- Task brief -
Keep the images out while you retype all of the data exactly.
··· Source material
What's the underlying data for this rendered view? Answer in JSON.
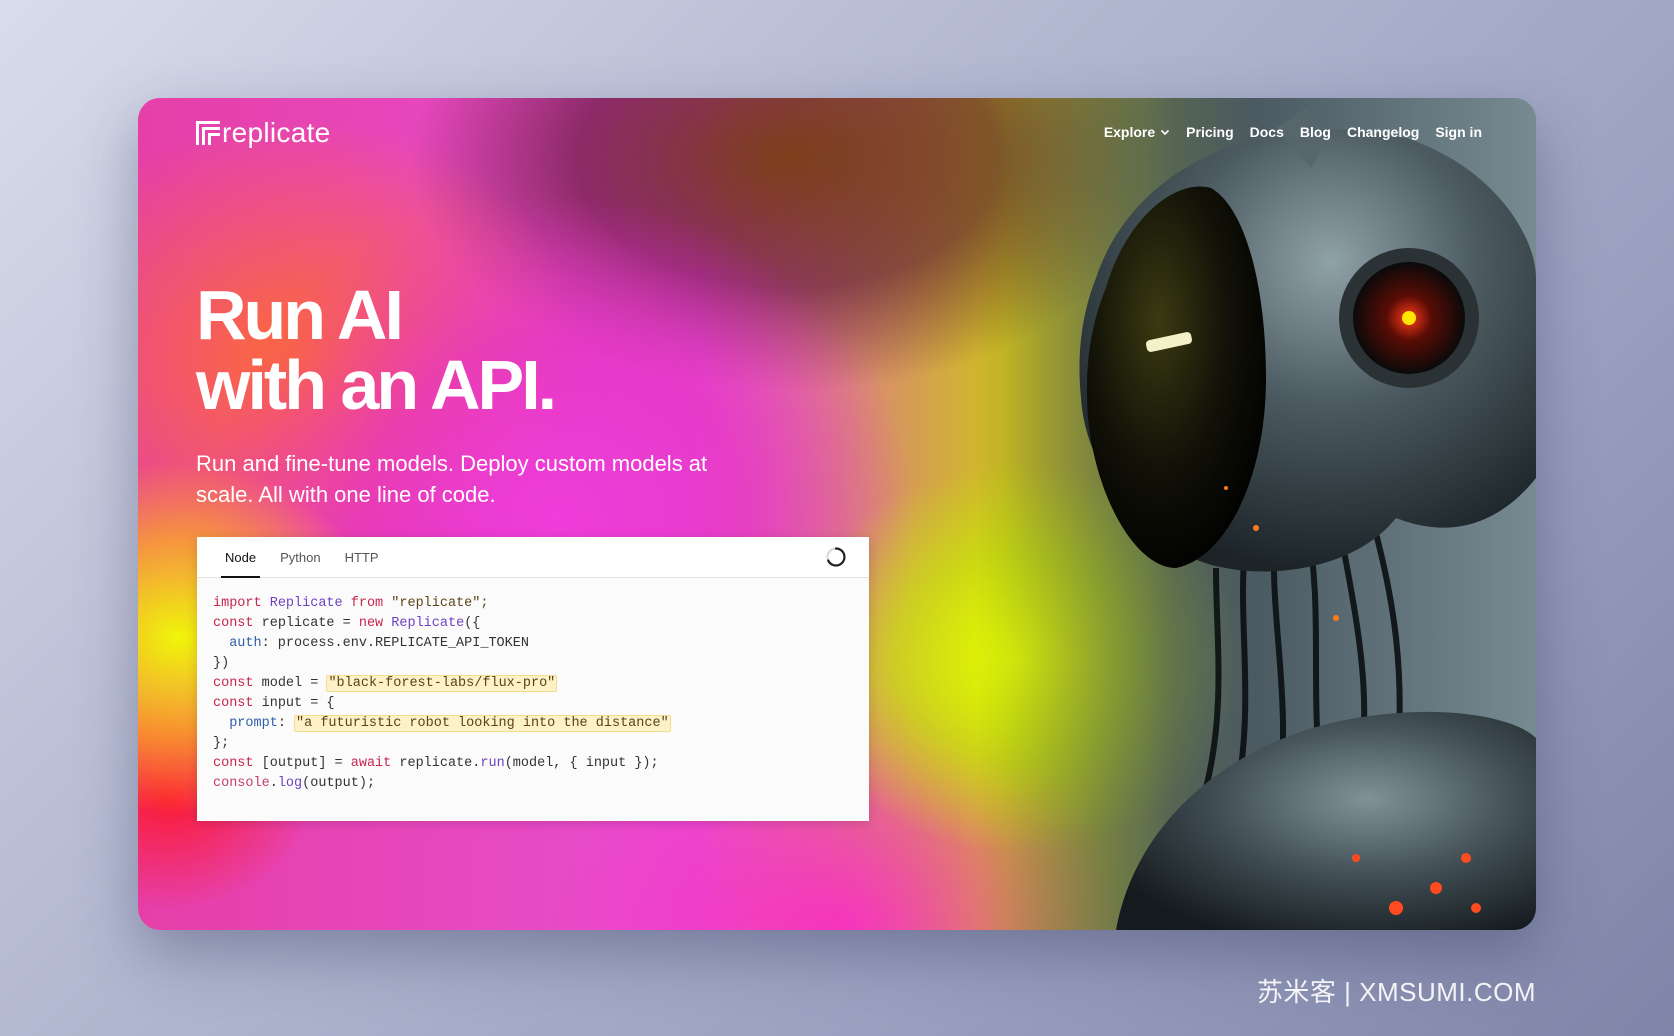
{
  "brand": {
    "name": "replicate"
  },
  "nav": {
    "items": [
      {
        "label": "Explore",
        "has_dropdown": true
      },
      {
        "label": "Pricing"
      },
      {
        "label": "Docs"
      },
      {
        "label": "Blog"
      },
      {
        "label": "Changelog"
      },
      {
        "label": "Sign in"
      }
    ]
  },
  "hero": {
    "title_line1": "Run AI",
    "title_line2": "with an API.",
    "subtitle": "Run and fine-tune models. Deploy custom models at scale. All with one line of code."
  },
  "code_card": {
    "tabs": [
      {
        "label": "Node",
        "active": true
      },
      {
        "label": "Python",
        "active": false
      },
      {
        "label": "HTTP",
        "active": false
      }
    ],
    "status_icon": "loading-spinner-icon",
    "code": {
      "l1_import": "import",
      "l1_class": "Replicate",
      "l1_from": "from",
      "l1_module": "\"replicate\";",
      "l2_const": "const",
      "l2_rest": "replicate = ",
      "l2_new": "new",
      "l2_class": "Replicate",
      "l2_end": "({",
      "l3_prop": "auth",
      "l3_rest": ": process.env.REPLICATE_API_TOKEN",
      "l4": "})",
      "l5_const": "const",
      "l5_rest": "model = ",
      "l5_value": "\"black-forest-labs/flux-pro\"",
      "l6_const": "const",
      "l6_rest": "input = {",
      "l7_prop": "prompt",
      "l7_colon": ": ",
      "l7_value": "\"a futuristic robot looking into the distance\"",
      "l8": "};",
      "l9_const": "const",
      "l9_rest": "[output] = ",
      "l9_await": "await",
      "l9_obj": "replicate.",
      "l9_fn": "run",
      "l9_end": "(model, { input });",
      "l10_obj": "console",
      "l10_dot": ".",
      "l10_fn": "log",
      "l10_end": "(output);"
    }
  },
  "watermark": "苏米客 | XMSUMI.COM",
  "colors": {
    "text_on_hero": "#ffffff",
    "code_bg": "#fbfbfb",
    "highlight_bg": "#fdf1c7"
  }
}
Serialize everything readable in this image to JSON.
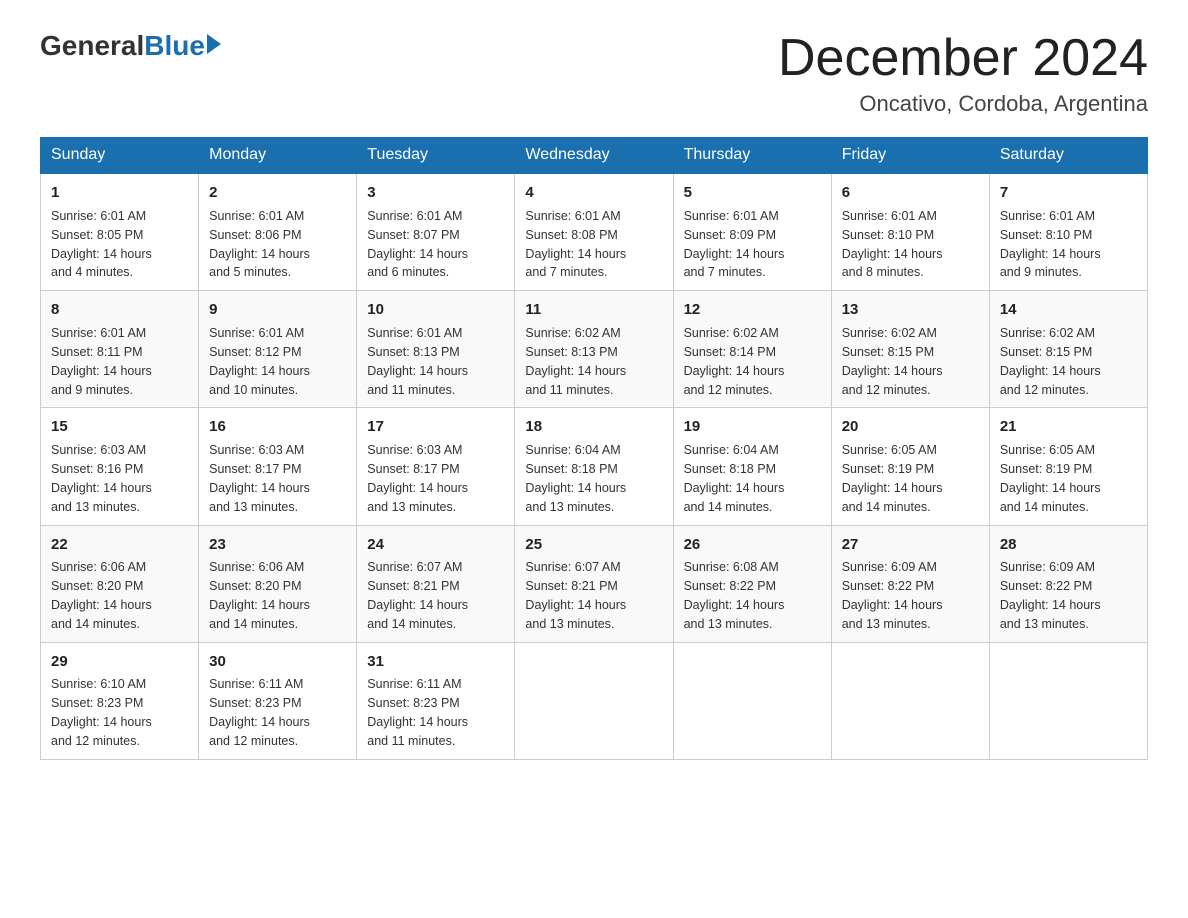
{
  "logo": {
    "general": "General",
    "blue": "Blue"
  },
  "title": "December 2024",
  "location": "Oncativo, Cordoba, Argentina",
  "days_of_week": [
    "Sunday",
    "Monday",
    "Tuesday",
    "Wednesday",
    "Thursday",
    "Friday",
    "Saturday"
  ],
  "weeks": [
    [
      {
        "day": "1",
        "sunrise": "6:01 AM",
        "sunset": "8:05 PM",
        "daylight": "14 hours and 4 minutes."
      },
      {
        "day": "2",
        "sunrise": "6:01 AM",
        "sunset": "8:06 PM",
        "daylight": "14 hours and 5 minutes."
      },
      {
        "day": "3",
        "sunrise": "6:01 AM",
        "sunset": "8:07 PM",
        "daylight": "14 hours and 6 minutes."
      },
      {
        "day": "4",
        "sunrise": "6:01 AM",
        "sunset": "8:08 PM",
        "daylight": "14 hours and 7 minutes."
      },
      {
        "day": "5",
        "sunrise": "6:01 AM",
        "sunset": "8:09 PM",
        "daylight": "14 hours and 7 minutes."
      },
      {
        "day": "6",
        "sunrise": "6:01 AM",
        "sunset": "8:10 PM",
        "daylight": "14 hours and 8 minutes."
      },
      {
        "day": "7",
        "sunrise": "6:01 AM",
        "sunset": "8:10 PM",
        "daylight": "14 hours and 9 minutes."
      }
    ],
    [
      {
        "day": "8",
        "sunrise": "6:01 AM",
        "sunset": "8:11 PM",
        "daylight": "14 hours and 9 minutes."
      },
      {
        "day": "9",
        "sunrise": "6:01 AM",
        "sunset": "8:12 PM",
        "daylight": "14 hours and 10 minutes."
      },
      {
        "day": "10",
        "sunrise": "6:01 AM",
        "sunset": "8:13 PM",
        "daylight": "14 hours and 11 minutes."
      },
      {
        "day": "11",
        "sunrise": "6:02 AM",
        "sunset": "8:13 PM",
        "daylight": "14 hours and 11 minutes."
      },
      {
        "day": "12",
        "sunrise": "6:02 AM",
        "sunset": "8:14 PM",
        "daylight": "14 hours and 12 minutes."
      },
      {
        "day": "13",
        "sunrise": "6:02 AM",
        "sunset": "8:15 PM",
        "daylight": "14 hours and 12 minutes."
      },
      {
        "day": "14",
        "sunrise": "6:02 AM",
        "sunset": "8:15 PM",
        "daylight": "14 hours and 12 minutes."
      }
    ],
    [
      {
        "day": "15",
        "sunrise": "6:03 AM",
        "sunset": "8:16 PM",
        "daylight": "14 hours and 13 minutes."
      },
      {
        "day": "16",
        "sunrise": "6:03 AM",
        "sunset": "8:17 PM",
        "daylight": "14 hours and 13 minutes."
      },
      {
        "day": "17",
        "sunrise": "6:03 AM",
        "sunset": "8:17 PM",
        "daylight": "14 hours and 13 minutes."
      },
      {
        "day": "18",
        "sunrise": "6:04 AM",
        "sunset": "8:18 PM",
        "daylight": "14 hours and 13 minutes."
      },
      {
        "day": "19",
        "sunrise": "6:04 AM",
        "sunset": "8:18 PM",
        "daylight": "14 hours and 14 minutes."
      },
      {
        "day": "20",
        "sunrise": "6:05 AM",
        "sunset": "8:19 PM",
        "daylight": "14 hours and 14 minutes."
      },
      {
        "day": "21",
        "sunrise": "6:05 AM",
        "sunset": "8:19 PM",
        "daylight": "14 hours and 14 minutes."
      }
    ],
    [
      {
        "day": "22",
        "sunrise": "6:06 AM",
        "sunset": "8:20 PM",
        "daylight": "14 hours and 14 minutes."
      },
      {
        "day": "23",
        "sunrise": "6:06 AM",
        "sunset": "8:20 PM",
        "daylight": "14 hours and 14 minutes."
      },
      {
        "day": "24",
        "sunrise": "6:07 AM",
        "sunset": "8:21 PM",
        "daylight": "14 hours and 14 minutes."
      },
      {
        "day": "25",
        "sunrise": "6:07 AM",
        "sunset": "8:21 PM",
        "daylight": "14 hours and 13 minutes."
      },
      {
        "day": "26",
        "sunrise": "6:08 AM",
        "sunset": "8:22 PM",
        "daylight": "14 hours and 13 minutes."
      },
      {
        "day": "27",
        "sunrise": "6:09 AM",
        "sunset": "8:22 PM",
        "daylight": "14 hours and 13 minutes."
      },
      {
        "day": "28",
        "sunrise": "6:09 AM",
        "sunset": "8:22 PM",
        "daylight": "14 hours and 13 minutes."
      }
    ],
    [
      {
        "day": "29",
        "sunrise": "6:10 AM",
        "sunset": "8:23 PM",
        "daylight": "14 hours and 12 minutes."
      },
      {
        "day": "30",
        "sunrise": "6:11 AM",
        "sunset": "8:23 PM",
        "daylight": "14 hours and 12 minutes."
      },
      {
        "day": "31",
        "sunrise": "6:11 AM",
        "sunset": "8:23 PM",
        "daylight": "14 hours and 11 minutes."
      },
      null,
      null,
      null,
      null
    ]
  ],
  "labels": {
    "sunrise": "Sunrise:",
    "sunset": "Sunset:",
    "daylight": "Daylight:"
  }
}
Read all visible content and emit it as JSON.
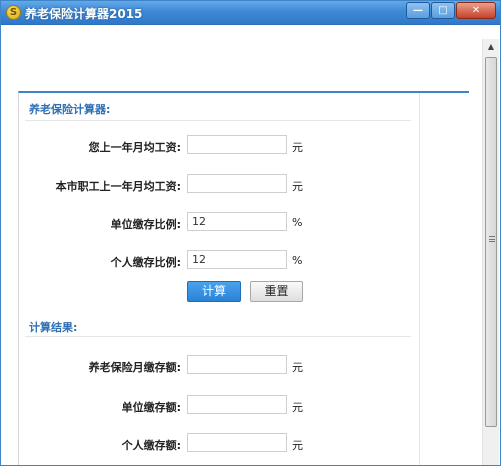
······
- Answer section -
What's the underlying data for this rendered view? Answer in JSON.
{
  "brand": {
    "name": "replicate"
  },
  "nav": {
    "items": [
      {
        "label": "Explore",
        "has_dropdown": true
      },
      {
        "label": "Pricing"
      },
      {
        "label": "Docs"
      },
      {
        "label": "Blog"
      },
      {
        "label": "Changelog"
      },
      {
        "label": "Sign in"
      }
    ]
  },
  "hero": {
    "title_line1": "Run AI",
    "title_line2": "with an API.",
    "subtitle": "Run and fine-tune models. Deploy custom models at scale. All with one line of code."
  },
  "code_card": {
    "tabs": [
      {
        "label": "Node",
        "active": true
      },
      {
        "label": "Python",
        "active": false
      },
      {
        "label": "HTTP",
        "active": false
      }
    ],
    "status_icon": "loading-spinner-icon",
    "code": {
      "l1_import": "import",
      "l1_class": "Replicate",
      "l1_from": "from",
      "l1_module": "\"replicate\";",
      "l2_const": "const",
      "l2_rest": "replicate = ",
      "l2_new": "new",
      "l2_class": "Replicate",
      "l2_end": "({",
      "l3_prop": "auth",
      "l3_rest": ": process.env.REPLICATE_API_TOKEN",
      "l4": "})",
      "l5_const": "const",
      "l5_rest": "model = ",
      "l5_value": "\"black-forest-labs/flux-pro\"",
      "l6_const": "const",
      "l6_rest": "input = {",
      "l7_prop": "prompt",
      "l7_colon": ": ",
      "l7_value": "\"a futuristic robot looking into the distance\"",
      "l8": "};",
      "l9_const": "const",
      "l9_rest": "[output] = ",
      "l9_await": "await",
      "l9_obj": "replicate.",
      "l9_fn": "run",
      "l9_end": "(model, { input });",
      "l10_obj": "console",
      "l10_dot": ".",
      "l10_fn": "log",
      "l10_end": "(output);"
    }
  },
  "watermark": "苏米客 | XMSUMI.COM",
  "colors": {
    "text_on_hero": "#ffffff",
    "code_bg": "#fbfbfb",
    "highlight_bg": "#fdf1c7"
  }
}
Serialize everything readable in this image to JSON.
{
  "logo": {
    "general": "General",
    "blue": "Blue"
  },
  "title": "December 2024",
  "location": "Oncativo, Cordoba, Argentina",
  "days_of_week": [
    "Sunday",
    "Monday",
    "Tuesday",
    "Wednesday",
    "Thursday",
    "Friday",
    "Saturday"
  ],
  "weeks": [
    [
      {
        "day": "1",
        "sunrise": "6:01 AM",
        "sunset": "8:05 PM",
        "daylight": "14 hours and 4 minutes."
      },
      {
        "day": "2",
        "sunrise": "6:01 AM",
        "sunset": "8:06 PM",
        "daylight": "14 hours and 5 minutes."
      },
      {
        "day": "3",
        "sunrise": "6:01 AM",
        "sunset": "8:07 PM",
        "daylight": "14 hours and 6 minutes."
      },
      {
        "day": "4",
        "sunrise": "6:01 AM",
        "sunset": "8:08 PM",
        "daylight": "14 hours and 7 minutes."
      },
      {
        "day": "5",
        "sunrise": "6:01 AM",
        "sunset": "8:09 PM",
        "daylight": "14 hours and 7 minutes."
      },
      {
        "day": "6",
        "sunrise": "6:01 AM",
        "sunset": "8:10 PM",
        "daylight": "14 hours and 8 minutes."
      },
      {
        "day": "7",
        "sunrise": "6:01 AM",
        "sunset": "8:10 PM",
        "daylight": "14 hours and 9 minutes."
      }
    ],
    [
      {
        "day": "8",
        "sunrise": "6:01 AM",
        "sunset": "8:11 PM",
        "daylight": "14 hours and 9 minutes."
      },
      {
        "day": "9",
        "sunrise": "6:01 AM",
        "sunset": "8:12 PM",
        "daylight": "14 hours and 10 minutes."
      },
      {
        "day": "10",
        "sunrise": "6:01 AM",
        "sunset": "8:13 PM",
        "daylight": "14 hours and 11 minutes."
      },
      {
        "day": "11",
        "sunrise": "6:02 AM",
        "sunset": "8:13 PM",
        "daylight": "14 hours and 11 minutes."
      },
      {
        "day": "12",
        "sunrise": "6:02 AM",
        "sunset": "8:14 PM",
        "daylight": "14 hours and 12 minutes."
      },
      {
        "day": "13",
        "sunrise": "6:02 AM",
        "sunset": "8:15 PM",
        "daylight": "14 hours and 12 minutes."
      },
      {
        "day": "14",
        "sunrise": "6:02 AM",
        "sunset": "8:15 PM",
        "daylight": "14 hours and 12 minutes."
      }
    ],
    [
      {
        "day": "15",
        "sunrise": "6:03 AM",
        "sunset": "8:16 PM",
        "daylight": "14 hours and 13 minutes."
      },
      {
        "day": "16",
        "sunrise": "6:03 AM",
        "sunset": "8:17 PM",
        "daylight": "14 hours and 13 minutes."
      },
      {
        "day": "17",
        "sunrise": "6:03 AM",
        "sunset": "8:17 PM",
        "daylight": "14 hours and 13 minutes."
      },
      {
        "day": "18",
        "sunrise": "6:04 AM",
        "sunset": "8:18 PM",
        "daylight": "14 hours and 13 minutes."
      },
      {
        "day": "19",
        "sunrise": "6:04 AM",
        "sunset": "8:18 PM",
        "daylight": "14 hours and 14 minutes."
      },
      {
        "day": "20",
        "sunrise": "6:05 AM",
        "sunset": "8:19 PM",
        "daylight": "14 hours and 14 minutes."
      },
      {
        "day": "21",
        "sunrise": "6:05 AM",
        "sunset": "8:19 PM",
        "daylight": "14 hours and 14 minutes."
      }
    ],
    [
      {
        "day": "22",
        "sunrise": "6:06 AM",
        "sunset": "8:20 PM",
        "daylight": "14 hours and 14 minutes."
      },
      {
        "day": "23",
        "sunrise": "6:06 AM",
        "sunset": "8:20 PM",
        "daylight": "14 hours and 14 minutes."
      },
      {
        "day": "24",
        "sunrise": "6:07 AM",
        "sunset": "8:21 PM",
        "daylight": "14 hours and 14 minutes."
      },
      {
        "day": "25",
        "sunrise": "6:07 AM",
        "sunset": "8:21 PM",
        "daylight": "14 hours and 13 minutes."
      },
      {
        "day": "26",
        "sunrise": "6:08 AM",
        "sunset": "8:22 PM",
        "daylight": "14 hours and 13 minutes."
      },
      {
        "day": "27",
        "sunrise": "6:09 AM",
        "sunset": "8:22 PM",
        "daylight": "14 hours and 13 minutes."
      },
      {
        "day": "28",
        "sunrise": "6:09 AM",
        "sunset": "8:22 PM",
        "daylight": "14 hours and 13 minutes."
      }
    ],
    [
      {
        "day": "29",
        "sunrise": "6:10 AM",
        "sunset": "8:23 PM",
        "daylight": "14 hours and 12 minutes."
      },
      {
        "day": "30",
        "sunrise": "6:11 AM",
        "sunset": "8:23 PM",
        "daylight": "14 hours and 12 minutes."
      },
      {
        "day": "31",
        "sunrise": "6:11 AM",
        "sunset": "8:23 PM",
        "daylight": "14 hours and 11 minutes."
      },
      null,
      null,
      null,
      null
    ]
  ],
  "labels": {
    "sunrise": "Sunrise:",
    "sunset": "Sunset:",
    "daylight": "Daylight:"
  }
}
Read all visible content and emit it as JSON.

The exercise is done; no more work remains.